### [Task details]
Please return every line in the entries below with the word "label" in it.

++++++++++

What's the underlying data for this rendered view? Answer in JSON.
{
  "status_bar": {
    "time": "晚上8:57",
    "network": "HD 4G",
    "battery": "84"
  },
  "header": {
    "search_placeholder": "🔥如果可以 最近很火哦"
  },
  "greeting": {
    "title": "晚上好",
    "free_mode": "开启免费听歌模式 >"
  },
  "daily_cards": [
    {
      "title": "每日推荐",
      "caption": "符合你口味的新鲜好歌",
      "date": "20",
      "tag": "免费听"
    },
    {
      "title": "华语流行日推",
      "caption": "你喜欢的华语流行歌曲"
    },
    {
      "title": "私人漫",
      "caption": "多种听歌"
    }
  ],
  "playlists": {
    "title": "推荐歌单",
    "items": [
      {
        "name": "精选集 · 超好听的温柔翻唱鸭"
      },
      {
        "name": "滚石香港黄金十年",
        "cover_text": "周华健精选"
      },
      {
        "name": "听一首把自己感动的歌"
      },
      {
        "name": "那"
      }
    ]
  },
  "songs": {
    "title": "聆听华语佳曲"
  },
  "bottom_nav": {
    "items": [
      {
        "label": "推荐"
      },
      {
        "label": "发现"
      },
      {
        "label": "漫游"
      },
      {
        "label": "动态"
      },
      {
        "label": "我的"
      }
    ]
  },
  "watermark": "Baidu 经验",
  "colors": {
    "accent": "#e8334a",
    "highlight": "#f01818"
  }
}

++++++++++

### [Task output]
        "label": "推荐"
        "label": "发现"
        "label": "漫游"
        "label": "动态"
        "label": "我的"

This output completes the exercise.